In determining whether a lawyer must report a potential malpractice claim on a professional liability “errors and omissions” renewal or application form, must the insured attorney foresee how Missouri appellate courts would interpret a legal issue never before addressed? Based on a recent Missouri Court of Appeals opinion, the answer seems to be perhaps yes.
In Ruiz v. Bar Plan Mutual Insurance Co., 2019 WL 4145480 (E.D. Mo. 2019)(Sept. 3, 2019), the Missouri Court of Appeals found that an attorney’s failure to notify his legal malpractice carrier of a potential malpractice claim (arising out of the attorney’s representation of a deceased client) precluded coverage under the policy, even though at the time the attorney filed the insurance application no Missouri court had ever held that a legal malpractice action survives the death of a client. The malpractice claim in Ruiz stemmed from the lawyer’s representation of the decedent, Marcia Paul, in a medical malpractice action. The decedent had obtained a $750,000 judgment against the medical doctor, Dr. Enrique Pastrana. At the time, Ms. Paul had entered into a “537.065” settlement agreement which stipulated that the decedent could collect only from Dr. Pastrana’s liability insurance carrier. Dr. Pastrana’s liability insurance carrier then filed a declaratory judgment action seeking a ruling that the policy did not cover the Paul claim. After the insurance carrier filed a motion for summary judgment, Ms. Paul’s lawyer failed to properly respond, and the facts set forth in the carrier’s motion were deemed admitted. The trial court entered summary judgment in favor of the doctor’s insurance carrier, and Ms. Paul appealed. Shortly after, Ms. Paul died, and Elizabeth Ruiz was appointed the personal representative of Ms. Paul’s estate.
Approximately six months after Ms. Paul’s death, in December of 2008, her attorney submitted a renewal application with his professional liability insurance carrier and did not disclose the potential malpractice claim involving the Paul matter. On November 3, 2009, Ms. Ruiz filed a legal malpractice lawsuit against Ms. Paul’s attorney on behalf of the estate. Shortly thereafter, the attorney notified his malpractice carrier of the claim for the first time. The attorney’s malpractice carrier, the Bar Plan, denied coverage. In November 2011, the decedent’s lawyer entered into a “537.065” consent judgment that limited recovery to the Bar Plan policy.
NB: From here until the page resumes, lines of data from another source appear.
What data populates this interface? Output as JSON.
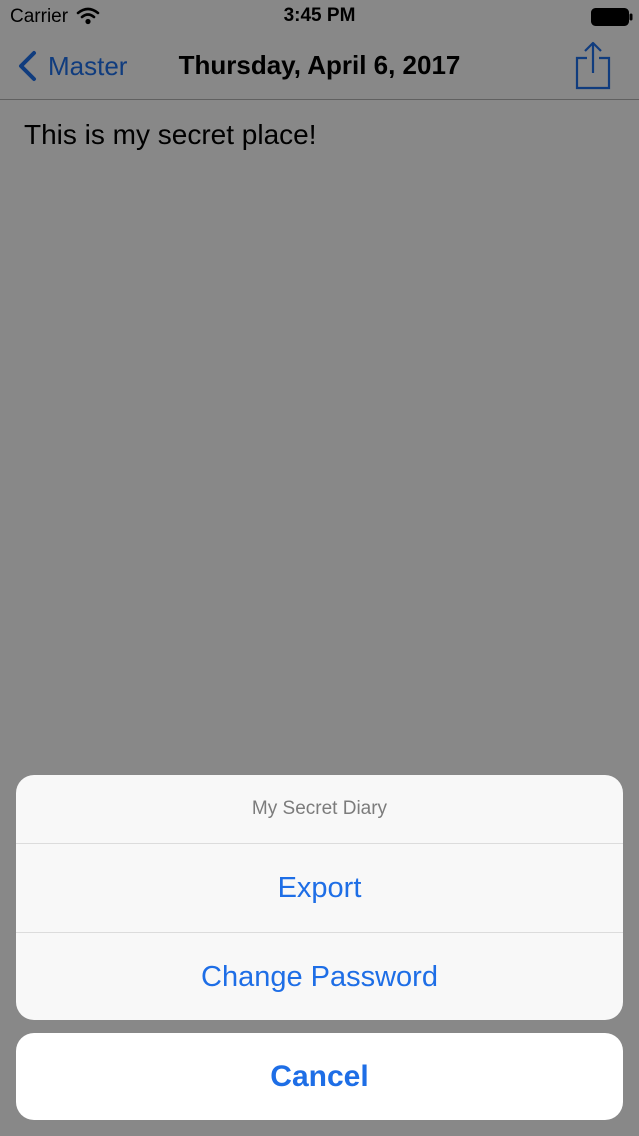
{
  "status_bar": {
    "carrier": "Carrier",
    "time": "3:45 PM"
  },
  "nav_bar": {
    "back_label": "Master",
    "title": "Thursday, April 6, 2017"
  },
  "entry": {
    "text": "This is my secret place!"
  },
  "action_sheet": {
    "title": "My Secret Diary",
    "actions": [
      {
        "label": "Export"
      },
      {
        "label": "Change Password"
      }
    ],
    "cancel_label": "Cancel"
  },
  "colors": {
    "accent": "#1e6ee6",
    "overlay": "rgba(0,0,0,0.45)"
  },
  "icons": [
    "wifi-icon",
    "battery-icon",
    "back-chevron-icon",
    "share-icon"
  ]
}
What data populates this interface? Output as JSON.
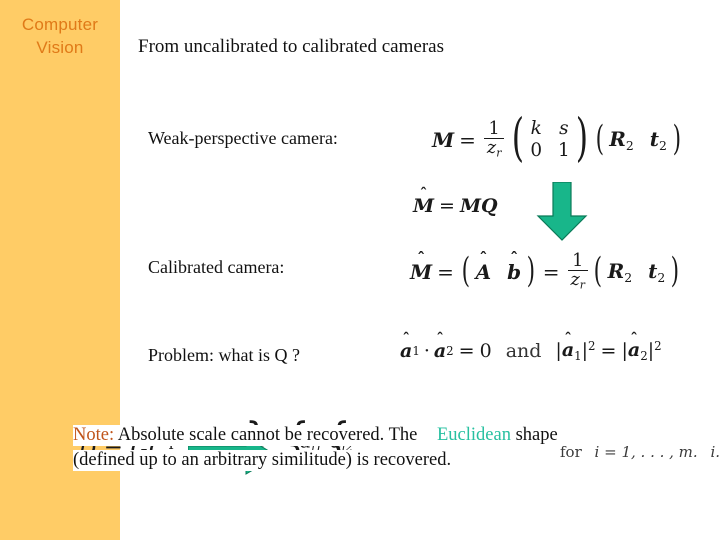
{
  "sidebar": {
    "title": "Computer Vision",
    "bg_color": "#ffcc66",
    "text_color": "#e07a18"
  },
  "slide": {
    "title": "From uncalibrated to calibrated cameras",
    "background": "#ffffff"
  },
  "labels": {
    "weak_perspective": "Weak-perspective camera:",
    "calibrated": "Calibrated camera:",
    "problem": "Problem: what is Q ?"
  },
  "equations": {
    "weak_perspective": {
      "lhs": "M",
      "equals": "=",
      "fraction_num": "1",
      "fraction_den": "z",
      "fraction_den_sub": "r",
      "matrix": [
        "k",
        "s",
        "0",
        "1"
      ],
      "rowvec": [
        "R",
        "t"
      ],
      "rowvec_subs": [
        "2",
        "2"
      ],
      "plain": "M = (1/z_r) ( k s ; 0 1 ) ( R_2  t_2 )"
    },
    "transform": {
      "plain": "M̂ = M Q",
      "lhs": "M",
      "hat": "ˆ",
      "equals": "=",
      "rhs1": "M",
      "rhs2": "Q"
    },
    "calibrated": {
      "plain": "M̂ = ( Â  b̂ ) = (1/z_r) ( R_2  t_2 )",
      "lhs": "M",
      "a": "A",
      "b": "b",
      "fraction_num": "1",
      "fraction_den": "z",
      "fraction_den_sub": "r",
      "rowvec": [
        "R",
        "t"
      ],
      "rowvec_subs": [
        "2",
        "2"
      ]
    },
    "constraints": {
      "plain": "â1 · â2 = 0  and  |â1|² = |â2|²",
      "a": "a",
      "sub1": "1",
      "sub2": "2",
      "dot": "·",
      "zero": "0",
      "and": "and",
      "sup": "2"
    },
    "ghost": {
      "d_equation": "D = GC",
      "d_sup": "T",
      "for_clause": "for",
      "index_range": "i = 1, . . . , m.",
      "trailing": "i."
    }
  },
  "note": {
    "keyword": "Note:",
    "keyword_color": "#c0541a",
    "line1_part1": "Absolute scale cannot be recovered. The",
    "highlight": "Euclidean",
    "highlight_color": "#27c0a0",
    "line1_part2": "shape",
    "line2": "(defined up to an arbitrary similitude) is recovered."
  },
  "arrows": {
    "down": {
      "name": "down-arrow",
      "color": "#18b68a"
    },
    "right": {
      "name": "right-arrow",
      "color": "#18b68a"
    }
  }
}
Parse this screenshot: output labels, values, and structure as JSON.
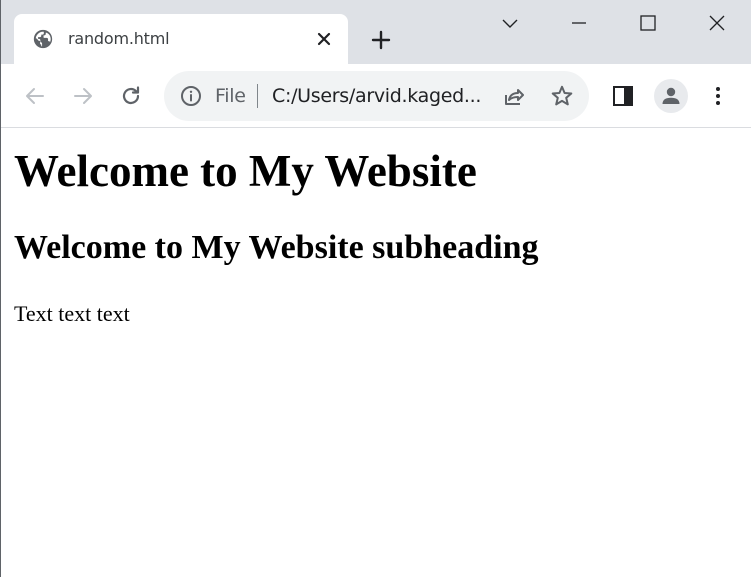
{
  "browser": {
    "tab": {
      "title": "random.html",
      "favicon": "globe-icon"
    },
    "window_controls": [
      "chevron-down-icon",
      "minimize-icon",
      "maximize-icon",
      "close-icon"
    ],
    "omnibox": {
      "scheme_label": "File",
      "url": "C:/Users/arvid.kaged..."
    },
    "toolbar_icons": [
      "back-arrow-icon",
      "forward-arrow-icon",
      "reload-icon",
      "info-icon",
      "share-icon",
      "star-icon",
      "side-panel-icon",
      "profile-icon",
      "kebab-menu-icon"
    ]
  },
  "page": {
    "heading": "Welcome to My Website",
    "subheading": "Welcome to My Website subheading",
    "paragraph": "Text text text"
  }
}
Ruiz filed an equitable garnishment seeking to recover against the Bar Plan policy, and the trial court granted summary judgment in favor of the Bar Plan on the basis that the attorney had not properly disclosed the legal malpractice claim arising out of his representation of Ms. Paul. Ruiz appealed.
In affirming summary judgment in favor of the Bar Plan, the Missouri Court of Appeals analyzed the reporting requirement of the claim-made policy under the “objectively reasonable attorney” standard. That is, the court looked to whether an “objectively reasonable attorney” would have had reason to know that his actions might give rise to a claim.
The decedent’s attorney argued that he could not have reasonably expected a legal malpractice claim at the time he submitted his renewal application in December 2008 because: (1) legal malpractice actions are not assignable in Missouri; and (2) prior to 2012, no Missouri appellate court had ever held that a legal malpractice claim survives the death of a client. The Missouri Court of Appeals rejected both arguments, noting that the 2012 Missouri appellate case Roedder v. Callis, which found that legal malpractice claims do in fact survive a client’s death, was not a “change” in the law. Rather, Roedder simply applied existing principles of the survivability of personal injury actions to legal malpractice claims, according to the Court.
The Court of Appeals also rejected as a red herring the lawyer’s argument regarding Missouri’s bar against assignment of legal malpractice actions. According to the Court, whether a legal malpractice action is assignable has no bearing on whether the action survives the death of the client.
As of the date of this blog article, an application for transfer to the Missouri Supreme Court remains pending. In his application for transfer to the Missouri Supreme Court, the decedent’s lawyer argued that the Missouri Court of Appeals’ holding, if it were to stand, would place an “insurmountable burden” on attorneys to predict future changes in Missouri law. For the time being, prudent attorneys in Missouri should carefully review the opinion in Ruiz and its potential impact on their claims-made professional liability policy reporting requirements.